▶ [What you are asked to do]:
As you look over the data below, please find each line where the word "email" appears, then copy it.

▶ [Data in this exercise]:

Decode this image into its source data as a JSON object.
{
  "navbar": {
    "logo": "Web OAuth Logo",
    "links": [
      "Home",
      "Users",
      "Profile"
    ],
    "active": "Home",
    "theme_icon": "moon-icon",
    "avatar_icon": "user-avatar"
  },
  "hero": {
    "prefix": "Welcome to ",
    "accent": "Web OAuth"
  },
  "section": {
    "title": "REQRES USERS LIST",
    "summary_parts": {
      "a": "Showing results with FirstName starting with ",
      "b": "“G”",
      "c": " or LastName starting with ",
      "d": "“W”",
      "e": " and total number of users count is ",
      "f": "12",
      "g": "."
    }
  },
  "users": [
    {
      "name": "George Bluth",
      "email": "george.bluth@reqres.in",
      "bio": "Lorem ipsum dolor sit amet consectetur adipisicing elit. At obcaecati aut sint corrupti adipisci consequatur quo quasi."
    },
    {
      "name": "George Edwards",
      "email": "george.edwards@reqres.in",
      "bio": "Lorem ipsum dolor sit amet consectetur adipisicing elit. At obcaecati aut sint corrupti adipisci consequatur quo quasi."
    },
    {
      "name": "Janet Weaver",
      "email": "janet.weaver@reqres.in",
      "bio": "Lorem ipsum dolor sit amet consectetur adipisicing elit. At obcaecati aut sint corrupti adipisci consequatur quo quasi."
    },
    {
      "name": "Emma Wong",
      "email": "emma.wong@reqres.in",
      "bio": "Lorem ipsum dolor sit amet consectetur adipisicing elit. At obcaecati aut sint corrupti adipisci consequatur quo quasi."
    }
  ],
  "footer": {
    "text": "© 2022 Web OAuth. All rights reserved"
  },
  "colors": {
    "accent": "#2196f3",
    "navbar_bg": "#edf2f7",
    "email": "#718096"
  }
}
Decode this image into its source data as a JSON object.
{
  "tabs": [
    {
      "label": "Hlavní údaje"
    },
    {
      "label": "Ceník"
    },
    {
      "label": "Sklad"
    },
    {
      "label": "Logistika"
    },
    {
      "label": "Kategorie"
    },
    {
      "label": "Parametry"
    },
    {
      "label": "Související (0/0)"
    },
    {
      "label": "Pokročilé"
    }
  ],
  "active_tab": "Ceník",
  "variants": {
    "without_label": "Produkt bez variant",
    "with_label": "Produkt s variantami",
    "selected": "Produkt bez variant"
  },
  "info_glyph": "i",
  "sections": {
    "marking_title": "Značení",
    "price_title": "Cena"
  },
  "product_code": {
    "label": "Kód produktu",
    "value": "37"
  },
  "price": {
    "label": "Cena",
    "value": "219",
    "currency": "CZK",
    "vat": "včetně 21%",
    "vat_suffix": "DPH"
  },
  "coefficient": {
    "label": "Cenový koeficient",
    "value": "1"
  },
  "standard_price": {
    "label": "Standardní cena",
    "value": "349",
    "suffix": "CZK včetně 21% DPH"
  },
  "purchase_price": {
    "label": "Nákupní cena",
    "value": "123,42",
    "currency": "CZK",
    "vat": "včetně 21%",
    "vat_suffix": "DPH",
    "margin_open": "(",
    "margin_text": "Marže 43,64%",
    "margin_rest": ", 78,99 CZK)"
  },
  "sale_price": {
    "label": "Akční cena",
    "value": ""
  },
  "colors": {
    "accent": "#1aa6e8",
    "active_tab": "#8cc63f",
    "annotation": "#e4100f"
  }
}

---

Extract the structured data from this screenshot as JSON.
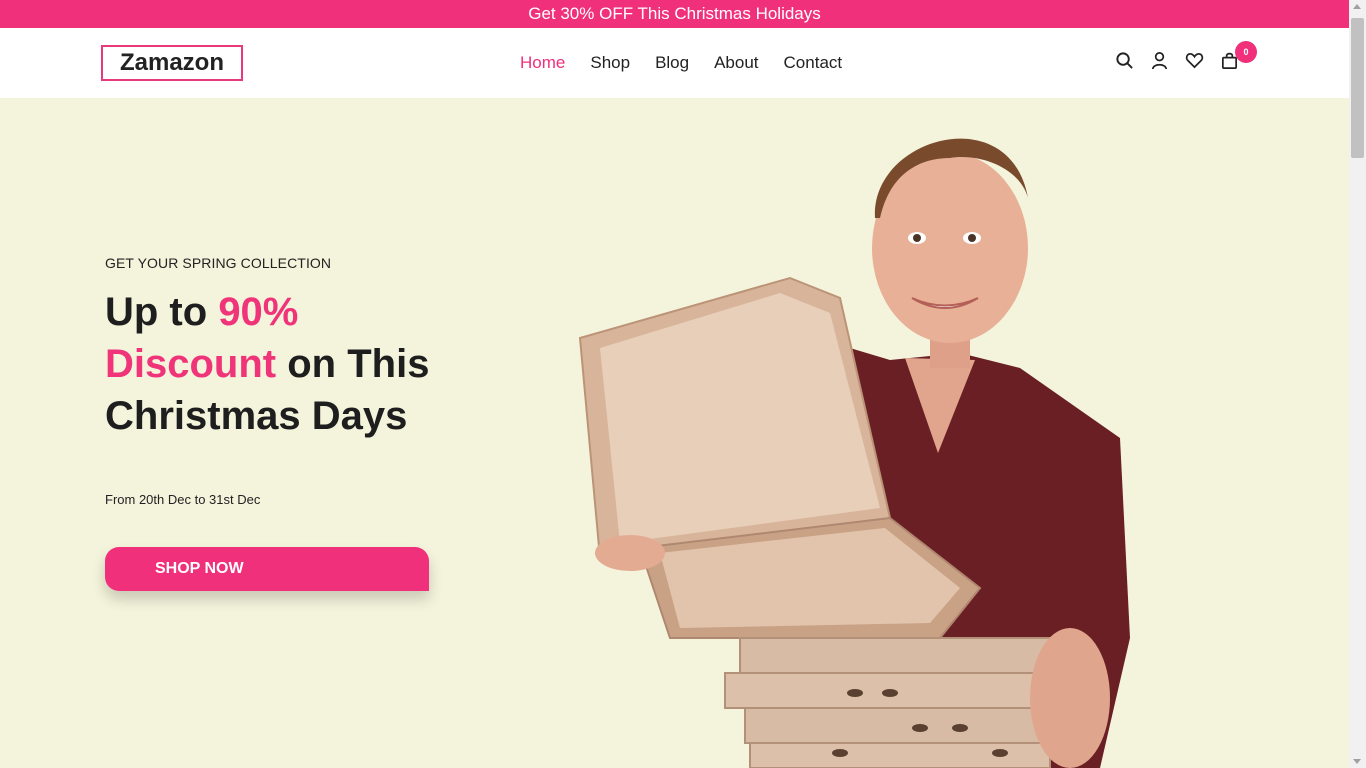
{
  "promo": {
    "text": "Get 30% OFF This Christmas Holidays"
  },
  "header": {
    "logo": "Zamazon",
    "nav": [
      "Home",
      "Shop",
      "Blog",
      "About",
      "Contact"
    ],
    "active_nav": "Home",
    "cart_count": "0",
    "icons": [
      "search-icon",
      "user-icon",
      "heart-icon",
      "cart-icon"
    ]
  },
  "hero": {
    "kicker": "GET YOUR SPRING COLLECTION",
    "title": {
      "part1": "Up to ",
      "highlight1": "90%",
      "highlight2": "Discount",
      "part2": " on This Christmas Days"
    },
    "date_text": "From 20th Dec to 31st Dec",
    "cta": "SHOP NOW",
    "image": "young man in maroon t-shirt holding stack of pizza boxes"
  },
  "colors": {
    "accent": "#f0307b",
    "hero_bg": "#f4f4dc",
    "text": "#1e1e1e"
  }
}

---

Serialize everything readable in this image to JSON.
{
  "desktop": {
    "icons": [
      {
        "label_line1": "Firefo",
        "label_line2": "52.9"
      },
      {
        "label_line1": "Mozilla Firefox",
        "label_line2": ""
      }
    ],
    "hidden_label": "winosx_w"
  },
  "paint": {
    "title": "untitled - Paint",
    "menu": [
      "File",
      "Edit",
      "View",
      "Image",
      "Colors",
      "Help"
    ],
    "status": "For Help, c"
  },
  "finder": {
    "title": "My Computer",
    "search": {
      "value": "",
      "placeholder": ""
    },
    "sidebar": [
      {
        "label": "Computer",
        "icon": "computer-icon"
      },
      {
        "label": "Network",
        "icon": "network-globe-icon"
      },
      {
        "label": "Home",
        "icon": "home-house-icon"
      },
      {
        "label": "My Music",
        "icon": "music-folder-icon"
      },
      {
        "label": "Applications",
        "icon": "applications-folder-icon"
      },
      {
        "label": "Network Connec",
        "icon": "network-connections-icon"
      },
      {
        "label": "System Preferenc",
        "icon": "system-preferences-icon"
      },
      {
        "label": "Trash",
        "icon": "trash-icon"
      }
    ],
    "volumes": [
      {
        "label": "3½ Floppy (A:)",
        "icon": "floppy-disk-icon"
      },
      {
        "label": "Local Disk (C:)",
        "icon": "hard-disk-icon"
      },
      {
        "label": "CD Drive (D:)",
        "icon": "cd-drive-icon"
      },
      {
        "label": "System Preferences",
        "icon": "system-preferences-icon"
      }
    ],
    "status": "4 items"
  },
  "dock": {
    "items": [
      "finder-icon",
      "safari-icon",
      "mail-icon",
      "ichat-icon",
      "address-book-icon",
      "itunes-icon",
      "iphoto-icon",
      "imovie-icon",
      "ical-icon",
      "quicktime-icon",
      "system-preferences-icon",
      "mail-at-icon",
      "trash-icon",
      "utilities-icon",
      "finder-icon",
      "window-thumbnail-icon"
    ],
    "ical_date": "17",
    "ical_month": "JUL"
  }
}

▶ [Task answer]:
      "email": "george.bluth@reqres.in",
      "email": "george.edwards@reqres.in",
      "email": "janet.weaver@reqres.in",
      "email": "emma.wong@reqres.in",
    "email": "#718096"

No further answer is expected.